(Page and application data records)
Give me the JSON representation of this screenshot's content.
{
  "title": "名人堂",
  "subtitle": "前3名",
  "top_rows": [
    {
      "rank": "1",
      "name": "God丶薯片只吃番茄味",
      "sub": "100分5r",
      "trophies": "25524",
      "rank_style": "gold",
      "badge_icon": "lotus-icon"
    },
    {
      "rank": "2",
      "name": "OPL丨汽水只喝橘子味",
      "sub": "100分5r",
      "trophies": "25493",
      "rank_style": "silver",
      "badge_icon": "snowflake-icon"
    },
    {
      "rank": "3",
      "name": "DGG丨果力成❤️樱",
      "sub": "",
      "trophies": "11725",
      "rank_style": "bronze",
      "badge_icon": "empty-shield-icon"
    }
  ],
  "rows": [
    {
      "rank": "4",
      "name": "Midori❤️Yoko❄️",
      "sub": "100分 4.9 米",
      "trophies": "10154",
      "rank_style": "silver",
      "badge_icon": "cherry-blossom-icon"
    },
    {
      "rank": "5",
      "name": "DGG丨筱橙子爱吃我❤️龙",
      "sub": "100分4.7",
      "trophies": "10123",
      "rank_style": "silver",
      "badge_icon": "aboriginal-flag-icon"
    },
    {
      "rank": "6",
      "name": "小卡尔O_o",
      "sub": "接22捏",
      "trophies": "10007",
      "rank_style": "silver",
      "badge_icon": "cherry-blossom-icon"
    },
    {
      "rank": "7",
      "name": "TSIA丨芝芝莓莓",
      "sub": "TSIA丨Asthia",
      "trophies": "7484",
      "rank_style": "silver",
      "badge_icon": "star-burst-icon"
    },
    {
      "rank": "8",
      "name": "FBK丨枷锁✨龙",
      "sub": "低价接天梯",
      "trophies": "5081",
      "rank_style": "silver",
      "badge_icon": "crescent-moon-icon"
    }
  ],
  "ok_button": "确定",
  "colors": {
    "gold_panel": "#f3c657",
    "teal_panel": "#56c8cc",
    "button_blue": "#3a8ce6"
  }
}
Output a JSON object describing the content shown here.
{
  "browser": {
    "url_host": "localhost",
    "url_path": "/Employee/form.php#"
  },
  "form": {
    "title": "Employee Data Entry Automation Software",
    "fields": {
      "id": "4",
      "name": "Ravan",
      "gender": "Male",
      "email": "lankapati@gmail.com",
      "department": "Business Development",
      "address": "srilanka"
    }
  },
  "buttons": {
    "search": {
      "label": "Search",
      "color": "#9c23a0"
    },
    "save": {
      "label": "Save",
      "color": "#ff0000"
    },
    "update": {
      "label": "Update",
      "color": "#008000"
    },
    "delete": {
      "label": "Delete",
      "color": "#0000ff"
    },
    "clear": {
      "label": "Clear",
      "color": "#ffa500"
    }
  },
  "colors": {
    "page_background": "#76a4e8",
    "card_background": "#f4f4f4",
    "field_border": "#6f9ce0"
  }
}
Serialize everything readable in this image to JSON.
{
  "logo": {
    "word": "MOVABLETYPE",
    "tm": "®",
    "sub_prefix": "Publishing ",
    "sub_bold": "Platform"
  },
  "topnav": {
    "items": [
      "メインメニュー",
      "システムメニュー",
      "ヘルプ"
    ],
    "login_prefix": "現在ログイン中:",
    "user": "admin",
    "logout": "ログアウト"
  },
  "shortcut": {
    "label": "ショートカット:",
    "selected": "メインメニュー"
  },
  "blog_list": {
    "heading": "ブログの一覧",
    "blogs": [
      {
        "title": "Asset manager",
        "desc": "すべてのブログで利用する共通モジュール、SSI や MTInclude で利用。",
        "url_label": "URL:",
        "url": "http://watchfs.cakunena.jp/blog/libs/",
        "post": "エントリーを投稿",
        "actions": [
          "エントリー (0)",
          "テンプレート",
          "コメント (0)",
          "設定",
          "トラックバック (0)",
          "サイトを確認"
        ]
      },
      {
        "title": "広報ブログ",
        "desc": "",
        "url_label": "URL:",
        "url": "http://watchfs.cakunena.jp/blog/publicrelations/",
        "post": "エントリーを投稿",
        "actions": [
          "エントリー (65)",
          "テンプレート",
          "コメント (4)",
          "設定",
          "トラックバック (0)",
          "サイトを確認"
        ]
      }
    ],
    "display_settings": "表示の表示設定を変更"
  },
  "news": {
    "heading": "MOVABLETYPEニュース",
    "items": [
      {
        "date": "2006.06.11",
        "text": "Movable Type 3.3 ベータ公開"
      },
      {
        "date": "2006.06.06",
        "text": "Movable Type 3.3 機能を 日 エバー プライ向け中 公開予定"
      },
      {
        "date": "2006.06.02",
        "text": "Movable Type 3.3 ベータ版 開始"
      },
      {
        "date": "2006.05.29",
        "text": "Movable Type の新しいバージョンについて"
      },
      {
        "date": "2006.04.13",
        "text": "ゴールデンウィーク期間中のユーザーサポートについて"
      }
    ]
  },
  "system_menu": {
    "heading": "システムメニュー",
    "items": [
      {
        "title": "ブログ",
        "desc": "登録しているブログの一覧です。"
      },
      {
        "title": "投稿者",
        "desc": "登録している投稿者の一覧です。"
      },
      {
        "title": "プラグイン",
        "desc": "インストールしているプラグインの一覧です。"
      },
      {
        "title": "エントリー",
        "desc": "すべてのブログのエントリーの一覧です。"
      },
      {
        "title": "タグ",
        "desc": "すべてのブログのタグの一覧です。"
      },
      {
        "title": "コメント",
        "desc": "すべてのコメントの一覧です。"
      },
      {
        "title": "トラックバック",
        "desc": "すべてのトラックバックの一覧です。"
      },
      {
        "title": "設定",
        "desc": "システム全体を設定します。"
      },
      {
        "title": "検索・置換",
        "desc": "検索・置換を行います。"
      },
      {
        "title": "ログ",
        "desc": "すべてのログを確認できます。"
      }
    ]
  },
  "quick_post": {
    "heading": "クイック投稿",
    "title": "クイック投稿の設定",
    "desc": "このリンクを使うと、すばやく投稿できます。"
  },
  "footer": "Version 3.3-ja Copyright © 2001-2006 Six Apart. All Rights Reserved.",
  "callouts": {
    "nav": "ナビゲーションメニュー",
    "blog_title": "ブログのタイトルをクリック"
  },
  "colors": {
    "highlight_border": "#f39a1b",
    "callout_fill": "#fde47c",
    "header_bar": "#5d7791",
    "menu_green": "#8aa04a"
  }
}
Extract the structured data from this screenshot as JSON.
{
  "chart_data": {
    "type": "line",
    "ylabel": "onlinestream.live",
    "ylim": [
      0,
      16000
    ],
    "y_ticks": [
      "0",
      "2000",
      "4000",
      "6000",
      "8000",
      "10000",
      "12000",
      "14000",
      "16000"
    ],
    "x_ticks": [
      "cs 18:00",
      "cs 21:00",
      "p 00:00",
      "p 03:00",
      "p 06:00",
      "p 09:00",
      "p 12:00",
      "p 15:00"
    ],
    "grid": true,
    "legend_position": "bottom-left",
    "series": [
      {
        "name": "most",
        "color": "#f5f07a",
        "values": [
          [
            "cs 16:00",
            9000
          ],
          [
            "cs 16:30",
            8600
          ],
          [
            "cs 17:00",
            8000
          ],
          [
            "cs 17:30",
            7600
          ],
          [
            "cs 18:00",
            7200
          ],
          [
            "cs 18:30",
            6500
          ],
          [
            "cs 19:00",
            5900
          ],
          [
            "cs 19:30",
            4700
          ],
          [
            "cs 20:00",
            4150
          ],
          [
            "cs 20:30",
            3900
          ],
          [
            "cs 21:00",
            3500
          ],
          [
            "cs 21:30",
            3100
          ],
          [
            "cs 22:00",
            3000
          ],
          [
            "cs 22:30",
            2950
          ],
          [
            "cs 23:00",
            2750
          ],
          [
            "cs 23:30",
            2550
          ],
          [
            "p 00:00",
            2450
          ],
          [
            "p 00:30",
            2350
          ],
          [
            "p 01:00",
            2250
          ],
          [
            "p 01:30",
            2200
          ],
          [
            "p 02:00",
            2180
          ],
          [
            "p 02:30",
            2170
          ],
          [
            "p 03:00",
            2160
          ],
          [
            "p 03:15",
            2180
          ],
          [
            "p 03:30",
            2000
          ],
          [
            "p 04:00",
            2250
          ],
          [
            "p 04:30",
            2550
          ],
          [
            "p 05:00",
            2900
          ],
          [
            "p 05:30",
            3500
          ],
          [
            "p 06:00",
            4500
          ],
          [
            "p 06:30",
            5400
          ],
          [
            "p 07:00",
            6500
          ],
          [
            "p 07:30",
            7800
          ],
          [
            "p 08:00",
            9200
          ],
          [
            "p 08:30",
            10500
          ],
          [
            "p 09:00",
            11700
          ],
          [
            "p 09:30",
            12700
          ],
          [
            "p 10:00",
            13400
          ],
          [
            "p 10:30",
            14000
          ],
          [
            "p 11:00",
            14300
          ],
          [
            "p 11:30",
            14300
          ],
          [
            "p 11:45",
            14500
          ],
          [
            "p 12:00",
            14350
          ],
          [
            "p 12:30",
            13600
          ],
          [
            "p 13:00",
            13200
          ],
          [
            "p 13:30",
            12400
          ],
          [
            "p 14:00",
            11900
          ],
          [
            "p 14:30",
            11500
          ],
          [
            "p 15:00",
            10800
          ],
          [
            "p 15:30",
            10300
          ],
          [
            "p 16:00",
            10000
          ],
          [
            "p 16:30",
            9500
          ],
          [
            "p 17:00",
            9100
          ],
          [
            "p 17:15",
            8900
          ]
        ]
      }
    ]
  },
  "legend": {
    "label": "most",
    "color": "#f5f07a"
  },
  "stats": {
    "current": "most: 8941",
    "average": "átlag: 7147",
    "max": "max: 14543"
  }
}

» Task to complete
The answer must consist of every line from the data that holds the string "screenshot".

» Answer
Give me the JSON representation of this screenshot's content.
Extract the structured data from this screenshot as JSON.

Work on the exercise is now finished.